Microsoft to Automate Windows Security
Microsoft Corp. plans to release a new version of its popular Windows XP software that automatically downloads and installs software patches onto personal computers, one of the company’s most aggressive moves to promote Internet safety.
Starting in mid-2004, Windows XP customers will be able to download a new “service pack” that includes the automatic installation function. The software also will include a stronger Internet firewall, new protections against computer viruses and software that blocks Internet pop-up advertising.
The upgrade is meant to make it easier for the millions of home computer users who surf the Internet but are not computer security experts.
Security is not something most computer users think about unless there is a computer worm or other high-profile threat going around, said Neil Charney, Microsoft’s director of Windows product management. With the upgrade, customers give their consent once and Microsoft will download and install patches for them, he added.

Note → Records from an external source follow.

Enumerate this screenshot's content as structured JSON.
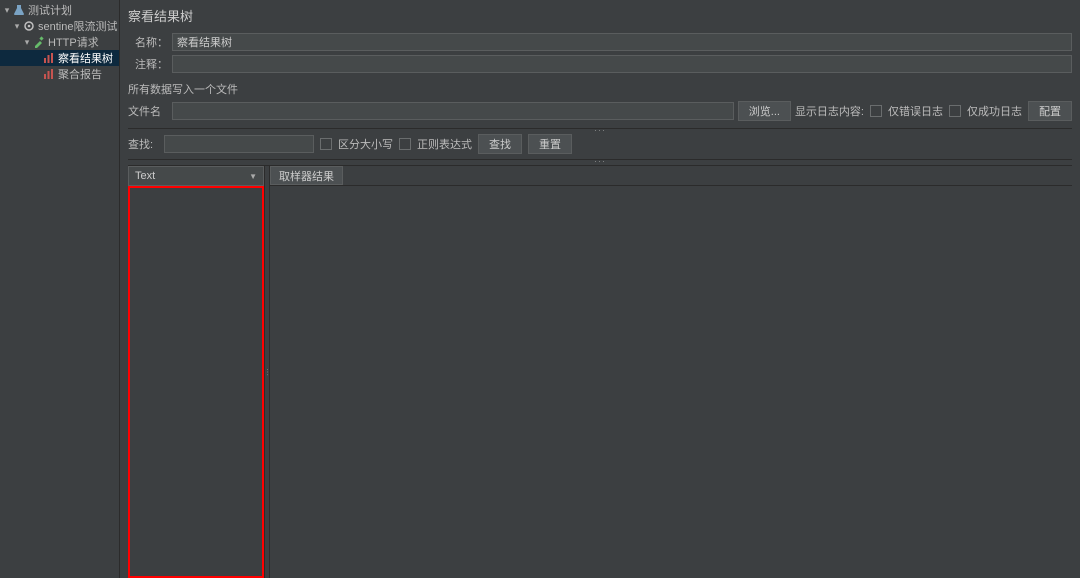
{
  "tree": {
    "items": [
      {
        "indent": 0,
        "toggle": "▾",
        "icon": "flask",
        "label": "测试计划",
        "selected": false,
        "iconColor": "#7aa3c4"
      },
      {
        "indent": 1,
        "toggle": "▾",
        "icon": "gear",
        "label": "sentine限流测试",
        "selected": false,
        "iconColor": "#c0c0c0"
      },
      {
        "indent": 2,
        "toggle": "▾",
        "icon": "http",
        "label": "HTTP请求",
        "selected": false,
        "iconColor": "#66bb6a"
      },
      {
        "indent": 3,
        "toggle": "",
        "icon": "chart",
        "label": "察看结果树",
        "selected": true,
        "iconColor": "#c75450"
      },
      {
        "indent": 3,
        "toggle": "",
        "icon": "chart",
        "label": "聚合报告",
        "selected": false,
        "iconColor": "#c75450"
      }
    ]
  },
  "page": {
    "title": "察看结果树",
    "name_label": "名称：",
    "name_value": "察看结果树",
    "comment_label": "注释：",
    "comment_value": ""
  },
  "file_section": {
    "caption": "所有数据写入一个文件",
    "filename_label": "文件名",
    "filename_value": "",
    "browse_label": "浏览...",
    "show_log_label": "显示日志内容:",
    "only_error_label": "仅错误日志",
    "only_success_label": "仅成功日志",
    "config_label": "配置"
  },
  "search": {
    "label": "查找:",
    "value": "",
    "case_label": "区分大小写",
    "regex_label": "正则表达式",
    "find_label": "查找",
    "reset_label": "重置"
  },
  "result": {
    "renderer_value": "Text",
    "sampler_tab": "取样器结果"
  }
}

The software is one of the first fruits of the “secure computing” project that Microsoft Chairman Bill Gates launched in January 2002 in response to charges that the software maker was sacrificing security in favor of user-friendly features that hackers could easily exploit.
It is also designed to get security patches installed on Microsoft computers before hackers can figure out how to take advantage of software holes. Microsoft regularly releases software fixes for security flaws but those same fixes can provide hackers with a blueprint for attack. Hackers usually figure out how to take advantage of a security hole within weeks after the patch is released — and that time period is shrinking.

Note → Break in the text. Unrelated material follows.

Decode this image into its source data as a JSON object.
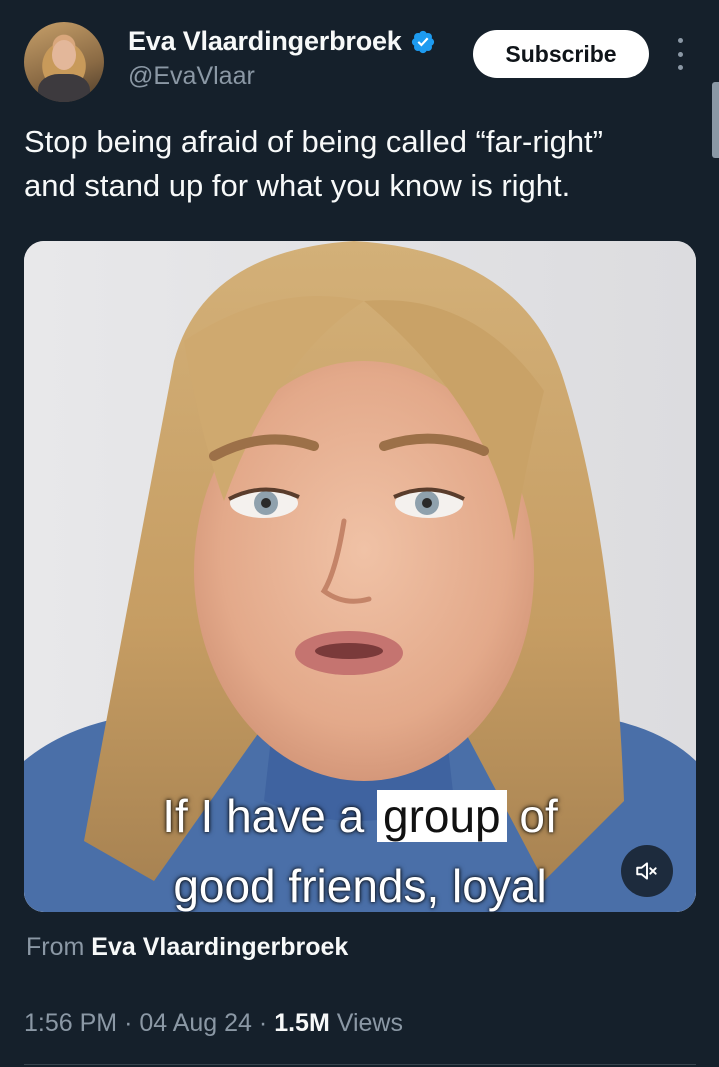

One would think that this would also create an amazing new vulnerability? Still, Microsoft has to do something, I suppose. I’ve been autofed security updates several times over the past few days. Indeed, it’s getting nigh unto ridiculous. If it weren’t for a massive hard drive–not to mention a broadband connection– all these updates would really eat into system resources.

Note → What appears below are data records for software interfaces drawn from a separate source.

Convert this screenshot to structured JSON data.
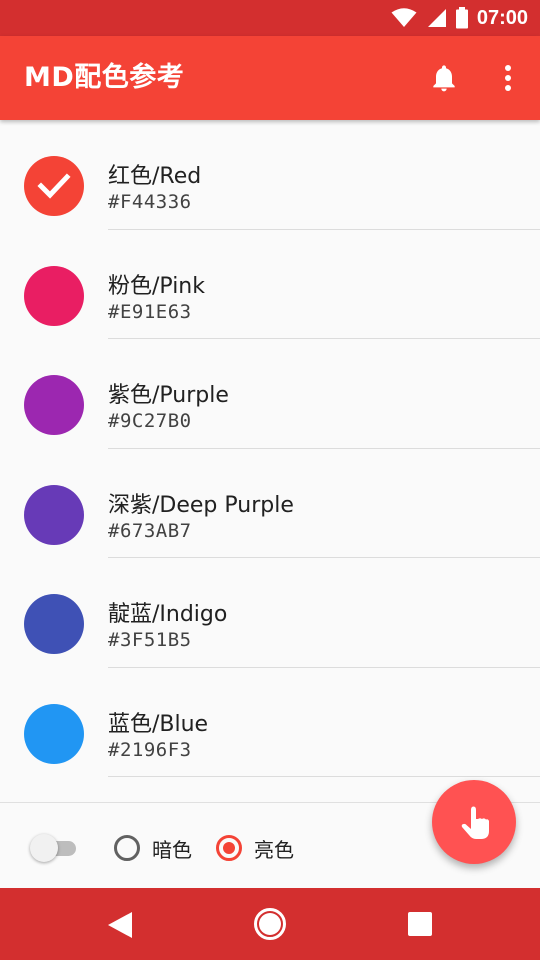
{
  "status_bar": {
    "time": "07:00"
  },
  "app_bar": {
    "title": "MD配色参考"
  },
  "colors": [
    {
      "name": "红色/Red",
      "hex": "#F44336",
      "color": "#F44336",
      "checked": true
    },
    {
      "name": "粉色/Pink",
      "hex": "#E91E63",
      "color": "#E91E63",
      "checked": false
    },
    {
      "name": "紫色/Purple",
      "hex": "#9C27B0",
      "color": "#9C27B0",
      "checked": false
    },
    {
      "name": "深紫/Deep Purple",
      "hex": "#673AB7",
      "color": "#673AB7",
      "checked": false
    },
    {
      "name": "靛蓝/Indigo",
      "hex": "#3F51B5",
      "color": "#3F51B5",
      "checked": false
    },
    {
      "name": "蓝色/Blue",
      "hex": "#2196F3",
      "color": "#2196F3",
      "checked": false
    }
  ],
  "controls": {
    "toggle_on": false,
    "theme_options": [
      {
        "label": "暗色",
        "selected": false
      },
      {
        "label": "亮色",
        "selected": true
      }
    ]
  },
  "theme": {
    "primary": "#F44336",
    "primary_dark": "#D32F2F",
    "accent": "#FF5252"
  },
  "icons": {
    "app_bar": [
      "bell-icon",
      "more-vert-icon"
    ],
    "fab": "touch-icon",
    "nav": [
      "back-icon",
      "home-icon",
      "recents-icon"
    ],
    "status": [
      "wifi-icon",
      "signal-icon",
      "battery-icon"
    ]
  }
}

Switching to a Mac, the oft-suggested solution, only works to the extent not many people do it. Surely, it’s not so much that Macs are inherently safer but rather that there’s not much mischief in infecting half a dozen computers with a virus.